Tally the lines below that contain the word "type", then give the tally and nothing more.
*** Records to use Section Begins ***
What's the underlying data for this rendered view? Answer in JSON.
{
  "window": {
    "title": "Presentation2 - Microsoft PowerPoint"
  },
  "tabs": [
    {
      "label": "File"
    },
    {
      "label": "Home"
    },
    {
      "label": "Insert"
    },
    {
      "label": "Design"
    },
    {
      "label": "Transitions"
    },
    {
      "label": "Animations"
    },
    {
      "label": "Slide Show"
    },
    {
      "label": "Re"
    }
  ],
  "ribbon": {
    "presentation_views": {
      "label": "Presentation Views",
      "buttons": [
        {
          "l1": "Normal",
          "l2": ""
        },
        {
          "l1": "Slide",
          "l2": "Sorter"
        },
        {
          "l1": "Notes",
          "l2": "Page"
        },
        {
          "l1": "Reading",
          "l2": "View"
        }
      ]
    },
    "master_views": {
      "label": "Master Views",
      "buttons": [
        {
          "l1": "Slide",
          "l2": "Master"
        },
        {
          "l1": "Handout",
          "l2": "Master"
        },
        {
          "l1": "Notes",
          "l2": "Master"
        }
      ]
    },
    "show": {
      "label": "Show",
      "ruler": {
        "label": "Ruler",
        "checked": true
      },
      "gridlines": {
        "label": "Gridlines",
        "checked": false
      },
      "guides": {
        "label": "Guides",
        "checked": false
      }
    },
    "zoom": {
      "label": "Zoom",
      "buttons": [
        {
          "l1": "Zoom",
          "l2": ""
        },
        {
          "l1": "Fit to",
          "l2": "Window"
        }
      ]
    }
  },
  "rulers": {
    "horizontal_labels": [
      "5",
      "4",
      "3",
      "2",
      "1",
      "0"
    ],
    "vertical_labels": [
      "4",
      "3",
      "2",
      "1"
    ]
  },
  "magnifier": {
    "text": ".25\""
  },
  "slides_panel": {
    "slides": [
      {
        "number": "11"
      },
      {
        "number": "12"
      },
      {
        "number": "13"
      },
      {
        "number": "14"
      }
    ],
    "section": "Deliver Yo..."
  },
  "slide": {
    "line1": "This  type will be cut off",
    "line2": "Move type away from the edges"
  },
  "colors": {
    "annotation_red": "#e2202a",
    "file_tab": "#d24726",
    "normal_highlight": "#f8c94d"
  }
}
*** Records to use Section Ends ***
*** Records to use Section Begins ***
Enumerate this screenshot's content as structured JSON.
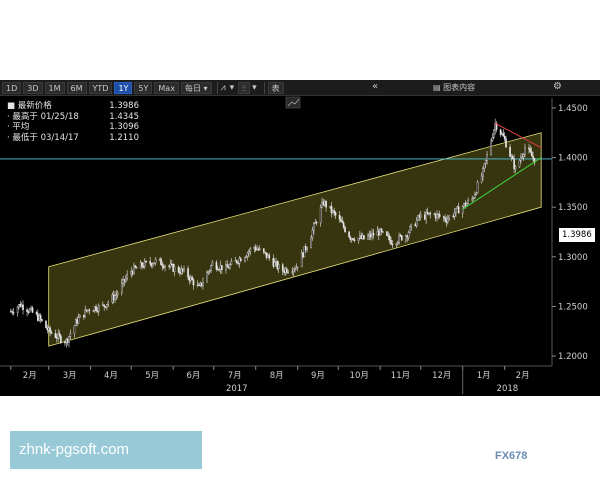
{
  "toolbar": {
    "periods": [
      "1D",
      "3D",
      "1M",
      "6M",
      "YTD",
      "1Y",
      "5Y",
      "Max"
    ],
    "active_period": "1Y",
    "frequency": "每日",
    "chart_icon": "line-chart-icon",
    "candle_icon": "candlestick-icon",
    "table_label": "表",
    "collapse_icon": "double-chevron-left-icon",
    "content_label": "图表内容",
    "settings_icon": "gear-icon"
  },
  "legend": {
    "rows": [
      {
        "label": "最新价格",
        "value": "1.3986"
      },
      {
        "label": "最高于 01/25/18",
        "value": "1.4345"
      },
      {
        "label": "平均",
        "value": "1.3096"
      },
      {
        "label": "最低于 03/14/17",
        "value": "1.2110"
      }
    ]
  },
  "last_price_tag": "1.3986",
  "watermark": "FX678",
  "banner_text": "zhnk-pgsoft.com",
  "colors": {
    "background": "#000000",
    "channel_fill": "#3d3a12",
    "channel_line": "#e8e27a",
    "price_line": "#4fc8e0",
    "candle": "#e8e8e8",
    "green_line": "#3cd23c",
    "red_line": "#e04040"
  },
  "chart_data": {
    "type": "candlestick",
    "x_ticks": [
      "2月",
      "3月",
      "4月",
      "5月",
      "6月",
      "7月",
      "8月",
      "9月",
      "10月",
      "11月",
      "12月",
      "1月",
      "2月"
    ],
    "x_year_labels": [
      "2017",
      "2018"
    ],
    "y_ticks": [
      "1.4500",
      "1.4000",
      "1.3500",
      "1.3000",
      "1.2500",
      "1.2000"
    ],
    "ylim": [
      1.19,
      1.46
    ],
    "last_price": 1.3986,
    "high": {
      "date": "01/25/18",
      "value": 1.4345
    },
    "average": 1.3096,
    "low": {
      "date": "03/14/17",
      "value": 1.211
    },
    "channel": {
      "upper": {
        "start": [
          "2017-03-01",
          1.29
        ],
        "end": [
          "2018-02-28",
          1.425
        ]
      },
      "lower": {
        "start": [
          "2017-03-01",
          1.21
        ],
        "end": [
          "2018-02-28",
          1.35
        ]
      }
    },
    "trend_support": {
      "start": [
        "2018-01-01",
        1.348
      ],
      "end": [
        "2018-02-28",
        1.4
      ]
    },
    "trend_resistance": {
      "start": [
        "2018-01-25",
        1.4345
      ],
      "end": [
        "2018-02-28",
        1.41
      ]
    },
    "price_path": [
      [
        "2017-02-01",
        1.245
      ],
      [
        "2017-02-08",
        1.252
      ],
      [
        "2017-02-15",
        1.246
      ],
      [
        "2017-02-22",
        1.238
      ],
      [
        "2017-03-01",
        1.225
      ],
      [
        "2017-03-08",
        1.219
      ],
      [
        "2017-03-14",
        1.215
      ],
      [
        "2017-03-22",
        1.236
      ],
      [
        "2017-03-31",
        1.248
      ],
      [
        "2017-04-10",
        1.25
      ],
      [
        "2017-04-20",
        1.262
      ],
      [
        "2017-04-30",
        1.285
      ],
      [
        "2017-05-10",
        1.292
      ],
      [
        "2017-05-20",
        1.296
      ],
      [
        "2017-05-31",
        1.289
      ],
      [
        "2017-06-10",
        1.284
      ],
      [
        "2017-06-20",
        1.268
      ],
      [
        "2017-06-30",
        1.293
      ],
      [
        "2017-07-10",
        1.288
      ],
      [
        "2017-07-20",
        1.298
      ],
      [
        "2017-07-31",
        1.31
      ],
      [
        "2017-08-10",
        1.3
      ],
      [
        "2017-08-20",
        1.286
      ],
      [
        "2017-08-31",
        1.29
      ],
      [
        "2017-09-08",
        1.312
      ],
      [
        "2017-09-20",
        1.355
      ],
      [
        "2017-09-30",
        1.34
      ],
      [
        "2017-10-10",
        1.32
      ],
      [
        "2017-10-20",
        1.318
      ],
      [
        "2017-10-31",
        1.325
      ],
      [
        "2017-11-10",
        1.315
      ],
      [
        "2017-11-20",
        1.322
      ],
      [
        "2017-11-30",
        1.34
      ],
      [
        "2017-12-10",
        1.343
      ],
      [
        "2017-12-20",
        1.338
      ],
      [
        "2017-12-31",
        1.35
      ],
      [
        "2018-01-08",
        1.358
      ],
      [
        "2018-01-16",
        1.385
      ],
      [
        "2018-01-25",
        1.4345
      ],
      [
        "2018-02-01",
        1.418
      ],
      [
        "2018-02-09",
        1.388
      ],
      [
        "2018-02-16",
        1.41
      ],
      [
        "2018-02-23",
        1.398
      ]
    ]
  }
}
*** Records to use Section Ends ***
▸ **Worked solution**
3